Since then, I've thought a bit about how quickly the European art world changed, as the Barberini Palace's collection showed -- in one room, visitors are steeped in the religious art of the medieval period with its many, many depictions of Madonna and Child.
While models may (must?) have been used for these religious subjects, the emphasis is clearly not on evoking any sense of individuality, but rather on calling to mind and emphasising details of a story that is already well known or on instructing the young or those who are being newly introduced to the important Old and New Testament stories and truths.
Now, having extended myself far beyond any confidence in my limited knowledge of art history, I shall tiptoe away and let you admire the portrait of the young woman at the top of this post. Do you, too, find something strikingly modern about her face? I can so readily imagine her leaping out of that frame, ripping off the cumbersome (if beautiful!) garments and pulling on a pair of jeans, some Vince sneakers, and a well-cut but comfortably worn grey sweatshirt, perhaps a hoodie over a T, and heading off to meet her girlfriends.... No? And if you agree with me, help me identify what does the trick? For me, it's the unadorned face -- neatly trimmed but not overly so, those eyebrows, and a very natural blush, the simple luxe of those pearls (part of the point of the portrait, I'm sure, a display of wealth, of sumptuary, as was so typical of Renaissance painting).
If, like me, you enjoy the occasional art-gallery visit and you ever find yourself in Rome, I'd highly recommend popping into the Palazzo Barberini -- for one thing, it boasts stairways by both Bernini and Borromini so that you can see for yourself what that competition was all about (Jake Morrissey's The Genius in the Design was all about the rivalry between these two -- fascinating!). And in early February, at least, it was quiet, no crowds to interfere with my gazing. . . oh, that Baker's Daughter! Raphael! and Caravaggio's Judith. . . his Narcissus. . . .

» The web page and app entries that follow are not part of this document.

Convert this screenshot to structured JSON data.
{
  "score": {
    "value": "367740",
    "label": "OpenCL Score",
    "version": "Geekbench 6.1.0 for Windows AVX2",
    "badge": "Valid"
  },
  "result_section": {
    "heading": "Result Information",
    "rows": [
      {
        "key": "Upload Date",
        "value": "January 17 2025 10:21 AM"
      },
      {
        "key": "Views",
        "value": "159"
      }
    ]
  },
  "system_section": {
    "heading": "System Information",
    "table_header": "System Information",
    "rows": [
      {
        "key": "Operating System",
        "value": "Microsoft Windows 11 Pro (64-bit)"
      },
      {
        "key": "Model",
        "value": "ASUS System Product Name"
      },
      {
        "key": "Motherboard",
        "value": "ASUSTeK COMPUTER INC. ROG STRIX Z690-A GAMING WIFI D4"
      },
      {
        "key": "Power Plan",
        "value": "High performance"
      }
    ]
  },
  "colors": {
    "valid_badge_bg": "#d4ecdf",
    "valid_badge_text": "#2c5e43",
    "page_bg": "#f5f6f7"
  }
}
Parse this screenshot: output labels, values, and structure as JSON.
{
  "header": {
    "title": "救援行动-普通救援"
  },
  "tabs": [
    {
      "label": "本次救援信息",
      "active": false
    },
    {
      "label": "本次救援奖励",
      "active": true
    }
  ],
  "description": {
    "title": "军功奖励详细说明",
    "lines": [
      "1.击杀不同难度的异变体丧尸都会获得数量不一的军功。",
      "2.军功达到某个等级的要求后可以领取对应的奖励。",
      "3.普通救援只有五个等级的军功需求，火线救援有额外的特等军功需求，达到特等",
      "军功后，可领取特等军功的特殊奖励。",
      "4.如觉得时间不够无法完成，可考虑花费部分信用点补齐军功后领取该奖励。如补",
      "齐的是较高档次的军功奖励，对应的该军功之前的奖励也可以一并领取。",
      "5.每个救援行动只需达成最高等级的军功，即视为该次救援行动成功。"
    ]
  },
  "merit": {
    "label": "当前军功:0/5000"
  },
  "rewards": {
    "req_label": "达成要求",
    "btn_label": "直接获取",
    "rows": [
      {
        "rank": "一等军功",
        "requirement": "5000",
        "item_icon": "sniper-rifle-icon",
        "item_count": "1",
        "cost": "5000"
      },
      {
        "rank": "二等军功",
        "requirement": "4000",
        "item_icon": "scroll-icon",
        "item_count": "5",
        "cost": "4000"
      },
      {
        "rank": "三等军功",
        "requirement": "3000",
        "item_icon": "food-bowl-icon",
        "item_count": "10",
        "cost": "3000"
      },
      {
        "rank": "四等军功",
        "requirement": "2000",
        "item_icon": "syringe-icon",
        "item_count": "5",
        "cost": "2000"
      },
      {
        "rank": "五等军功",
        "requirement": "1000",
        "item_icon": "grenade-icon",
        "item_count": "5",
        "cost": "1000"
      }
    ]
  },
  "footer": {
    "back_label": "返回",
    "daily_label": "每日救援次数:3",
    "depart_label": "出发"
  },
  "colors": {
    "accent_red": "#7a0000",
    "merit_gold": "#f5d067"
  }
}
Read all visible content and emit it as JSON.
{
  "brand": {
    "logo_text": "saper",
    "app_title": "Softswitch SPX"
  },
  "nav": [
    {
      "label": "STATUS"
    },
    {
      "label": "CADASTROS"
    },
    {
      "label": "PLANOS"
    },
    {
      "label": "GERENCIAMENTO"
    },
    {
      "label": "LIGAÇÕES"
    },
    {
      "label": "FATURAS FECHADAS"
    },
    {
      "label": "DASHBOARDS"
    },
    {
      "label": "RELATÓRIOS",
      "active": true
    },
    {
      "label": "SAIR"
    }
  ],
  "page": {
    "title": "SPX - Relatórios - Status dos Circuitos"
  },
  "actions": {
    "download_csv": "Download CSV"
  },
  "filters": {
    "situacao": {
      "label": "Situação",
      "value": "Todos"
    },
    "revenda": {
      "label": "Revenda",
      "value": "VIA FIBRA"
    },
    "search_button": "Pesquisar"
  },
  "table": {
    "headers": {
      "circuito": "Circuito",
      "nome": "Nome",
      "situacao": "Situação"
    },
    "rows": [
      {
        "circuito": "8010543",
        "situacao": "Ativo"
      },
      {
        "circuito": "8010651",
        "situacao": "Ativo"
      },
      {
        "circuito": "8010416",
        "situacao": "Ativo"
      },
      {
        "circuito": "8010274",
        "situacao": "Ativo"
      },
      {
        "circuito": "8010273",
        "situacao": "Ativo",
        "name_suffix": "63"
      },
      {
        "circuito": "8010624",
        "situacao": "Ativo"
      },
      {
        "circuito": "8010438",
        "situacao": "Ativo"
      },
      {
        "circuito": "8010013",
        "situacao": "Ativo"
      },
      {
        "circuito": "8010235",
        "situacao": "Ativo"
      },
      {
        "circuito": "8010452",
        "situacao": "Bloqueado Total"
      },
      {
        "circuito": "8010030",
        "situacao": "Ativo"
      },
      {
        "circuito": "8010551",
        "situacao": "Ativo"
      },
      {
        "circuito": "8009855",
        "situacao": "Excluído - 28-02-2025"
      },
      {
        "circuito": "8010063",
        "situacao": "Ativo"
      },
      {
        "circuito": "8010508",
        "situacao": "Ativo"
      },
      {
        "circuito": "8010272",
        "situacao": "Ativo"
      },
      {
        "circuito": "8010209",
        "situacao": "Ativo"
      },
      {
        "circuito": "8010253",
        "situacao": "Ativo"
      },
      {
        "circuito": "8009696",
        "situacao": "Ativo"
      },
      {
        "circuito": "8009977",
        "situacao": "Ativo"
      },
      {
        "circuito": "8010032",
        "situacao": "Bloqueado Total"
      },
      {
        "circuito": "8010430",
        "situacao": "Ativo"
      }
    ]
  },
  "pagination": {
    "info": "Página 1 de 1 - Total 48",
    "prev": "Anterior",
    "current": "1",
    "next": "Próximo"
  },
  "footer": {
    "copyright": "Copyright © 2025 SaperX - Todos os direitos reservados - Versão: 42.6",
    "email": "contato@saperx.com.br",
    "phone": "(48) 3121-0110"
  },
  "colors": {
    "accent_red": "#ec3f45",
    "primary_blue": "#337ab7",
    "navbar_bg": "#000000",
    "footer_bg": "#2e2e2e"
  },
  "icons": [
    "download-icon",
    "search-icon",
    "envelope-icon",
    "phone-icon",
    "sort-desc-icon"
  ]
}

But we can't all be popping off to Rome for our gallery visits, and so many delights can be found closer to home. Or we can stop by the on-line gallery Coastal Ripples is curating in a monthly link-up she's begun hosting. Each month, Barbara posts on a exhibition she's had the good fortune to visit, and then she invites other bloggers to link their own response to an exhibition or to a particular painting, or even, she suggests, writing about a favourite or newly-discovered artist. Anything to do with learning more about Art and its History. It's a great idea for blog-sharing, and I'm going to link this post with her February "Paint Monthly" (even though I'm very tardy). Perhaps you'd like to pop over there and check out her post and those of the other bloggers in the link -- say hello from me, if you do . . .